OSCAR Pistorius is "heartbroken" by the death of his girlfriend Reeva Steenkamp, his coach said today, as the Paralympian began the fourth day of his fight for bail.
"Blade Runner" Pistorius, 26, is accused of murdering 29-year-old model Steenkamp at his home last week but claims he shot her through a bathroom door thinking she was an intruder.
Speaking outside Pretoria Magistrates' Court, his coach Ampie Louw said the athlete was heartbroken by his girlfriend's death, telling reporters: "For me, it's tough to see that. You cannot reach out, sit next to him and say sorry man, this is a terrible accident..."
He said if Pistorius was granted bail, his training would resume, although he will not compete. Yesterday sports giant Nike confirmed it has suspended its contract with the runner.
"I think that will be a very good thing to do, I think just to get his mind clear. The sooner he can start with a bit of work, the better."
He said it was unlikely the sports star would flee, if given bail, adding: "He is not going to run nowhere so why not give the guy bail? He must stand trial, and let's do that and get the truth out of it."
The prosecution continued to sum up its case in the lengthy bail hearing today, after Pistorius's defence argued yesterday he was too famous to flee if released on bail.
The case saw another twist yesterday as the lead investigator was replaced after he was charged with seven counts of attempted murder in a case that had previously been dropped.
Hilton Botha is due to appear in court with two other police officers in May, accused of firing shots at a minibus which had seven people inside in October 2011.
Summing up for Pistorius yesterday, defence advocate Barry Roux said poor-quality evidence by Mr Botha had exposed disastrous shortcomings in the state's case.
He said he had been selective with what he said and determined to "bolster the state's case", but could not refute Pistorius's version of what happened, which suggested he was desperate to save her life.
He said there would be widespread shock if the star was not released on bail.
Prosecutor Gerrie Nel asked yesterday if the Paralympian thought that being a world-renowned athlete was an argument for exceptional circumstances and said Pistorius wanted to continue with his life "as if this incident never happened".
He said the athlete's "total lack of insight and willingness to take responsibility for his deeds" increased his risk of fleeing.
He claimed Pistorius's actions that night were indicative of a man ready and willing to fire to kill.
"He fired four shots, not one shot," he said. "The only reason you fire four shots is to kill. On his own version, he's bound to be convicted."
As the prosecutor continuing summing up today, Pistorius stood with his head bowed, often visibly emotional in court.
Mr Nel said the athlete appeared to be treating the situation as "business as usual".
He said Pistorius's claim that he thought there was an intruder in the house was part of his planning, and although Steenkamp's murder might not have been planned days in advance, it was planned that night.
The prosecutor said the model locked herself in the bathroom either to escape an argument or to escape the gun.

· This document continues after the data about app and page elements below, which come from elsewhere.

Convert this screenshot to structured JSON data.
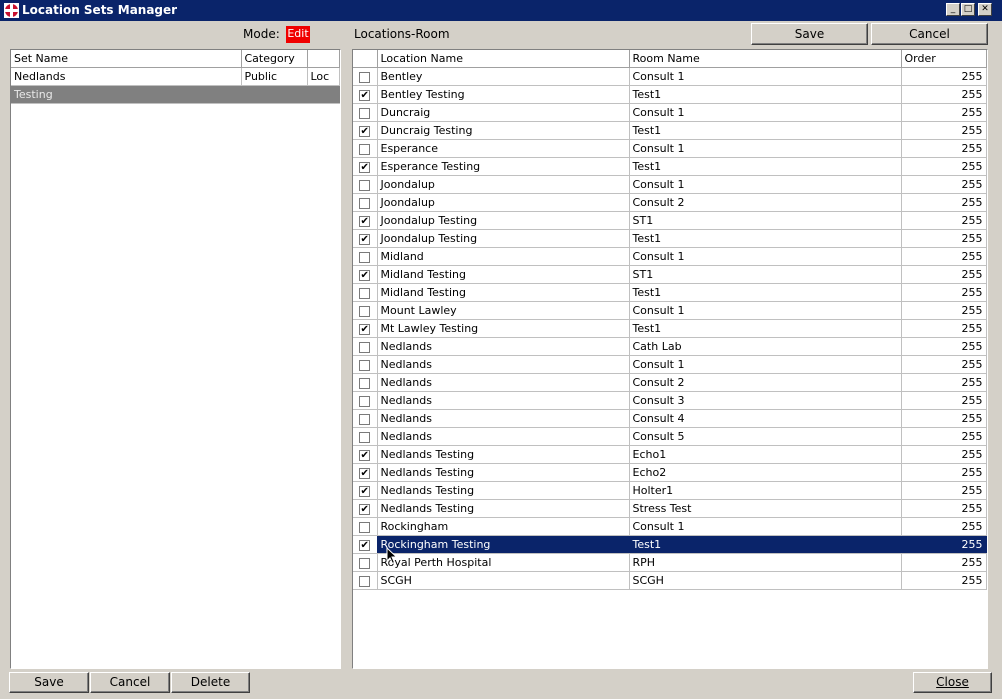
{
  "window": {
    "title": "Location Sets Manager",
    "minimize": "_",
    "maximize": "□",
    "close": "✕"
  },
  "mode": {
    "label": "Mode:",
    "value": "Edit"
  },
  "right_panel_title": "Locations-Room",
  "top_buttons": {
    "save": "Save",
    "cancel": "Cancel"
  },
  "sets": {
    "headers": [
      "Set Name",
      "Category",
      ""
    ],
    "rows": [
      {
        "name": "Nedlands",
        "category": "Public",
        "extra": "Loc"
      },
      {
        "name": "Testing",
        "category": "",
        "extra": ""
      }
    ]
  },
  "locations": {
    "headers": [
      "",
      "Location Name",
      "Room Name",
      "Order"
    ],
    "rows": [
      {
        "checked": false,
        "location": "Bentley",
        "room": "Consult 1",
        "order": "255"
      },
      {
        "checked": true,
        "location": "Bentley Testing",
        "room": "Test1",
        "order": "255"
      },
      {
        "checked": false,
        "location": "Duncraig",
        "room": "Consult 1",
        "order": "255"
      },
      {
        "checked": true,
        "location": "Duncraig Testing",
        "room": "Test1",
        "order": "255"
      },
      {
        "checked": false,
        "location": "Esperance",
        "room": "Consult 1",
        "order": "255"
      },
      {
        "checked": true,
        "location": "Esperance Testing",
        "room": "Test1",
        "order": "255"
      },
      {
        "checked": false,
        "location": "Joondalup",
        "room": "Consult 1",
        "order": "255"
      },
      {
        "checked": false,
        "location": "Joondalup",
        "room": "Consult 2",
        "order": "255"
      },
      {
        "checked": true,
        "location": "Joondalup Testing",
        "room": "ST1",
        "order": "255"
      },
      {
        "checked": true,
        "location": "Joondalup Testing",
        "room": "Test1",
        "order": "255"
      },
      {
        "checked": false,
        "location": "Midland",
        "room": "Consult 1",
        "order": "255"
      },
      {
        "checked": true,
        "location": "Midland Testing",
        "room": "ST1",
        "order": "255"
      },
      {
        "checked": false,
        "location": "Midland Testing",
        "room": "Test1",
        "order": "255"
      },
      {
        "checked": false,
        "location": "Mount Lawley",
        "room": "Consult 1",
        "order": "255"
      },
      {
        "checked": true,
        "location": "Mt Lawley Testing",
        "room": "Test1",
        "order": "255"
      },
      {
        "checked": false,
        "location": "Nedlands",
        "room": "Cath Lab",
        "order": "255"
      },
      {
        "checked": false,
        "location": "Nedlands",
        "room": "Consult 1",
        "order": "255"
      },
      {
        "checked": false,
        "location": "Nedlands",
        "room": "Consult 2",
        "order": "255"
      },
      {
        "checked": false,
        "location": "Nedlands",
        "room": "Consult 3",
        "order": "255"
      },
      {
        "checked": false,
        "location": "Nedlands",
        "room": "Consult 4",
        "order": "255"
      },
      {
        "checked": false,
        "location": "Nedlands",
        "room": "Consult 5",
        "order": "255"
      },
      {
        "checked": true,
        "location": "Nedlands Testing",
        "room": "Echo1",
        "order": "255"
      },
      {
        "checked": true,
        "location": "Nedlands Testing",
        "room": "Echo2",
        "order": "255"
      },
      {
        "checked": true,
        "location": "Nedlands Testing",
        "room": "Holter1",
        "order": "255"
      },
      {
        "checked": true,
        "location": "Nedlands Testing",
        "room": "Stress Test",
        "order": "255"
      },
      {
        "checked": false,
        "location": "Rockingham",
        "room": "Consult 1",
        "order": "255"
      },
      {
        "checked": true,
        "location": "Rockingham Testing",
        "room": "Test1",
        "order": "255",
        "selected": true
      },
      {
        "checked": false,
        "location": "Royal Perth Hospital",
        "room": "RPH",
        "order": "255"
      },
      {
        "checked": false,
        "location": "SCGH",
        "room": "SCGH",
        "order": "255"
      }
    ]
  },
  "bottom_buttons": {
    "save": "Save",
    "cancel": "Cancel",
    "delete": "Delete",
    "close": "Close"
  },
  "colors": {
    "titlebar": "#0a246a",
    "selection": "#0a246a",
    "mode_badge": "#f00000",
    "face": "#d4d0c8"
  }
}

He said a previous incident where Pistorius is said to have fired a gun in a restaurant, then got a friend to take the blame, suggested he was conscious of protecting himself, and said the athlete was a flight risk if granted bail.
"Lots of important people have fled, are still fleeing justice. Lots of people have escaped bail," he said.
"Who should tell the court what happened? The applicant, not the state. We say the court should refuse bail."
He said Pistorius's version of events was "improbable", while the state's version was based on "objective facts".
The prosecutor said Pistorius had the "money, means and motive" to flee if given bail, and described how WikiLeaks founder Julian Assange was just as well known but had avoided bail by seeking refuge in London's Ecuadorian Embassy.
But defence lawyer Barry Roux said it would be difficult for Pistorius to flee as he would struggle with his prosthetic legs, which cannot go unnoticed through airport security, need maintenance and adjustment on a monthly basis, and his own legs need regular medical treatment.
Magistrate Desmond Nair is now expected to make his decision after midday Irish time.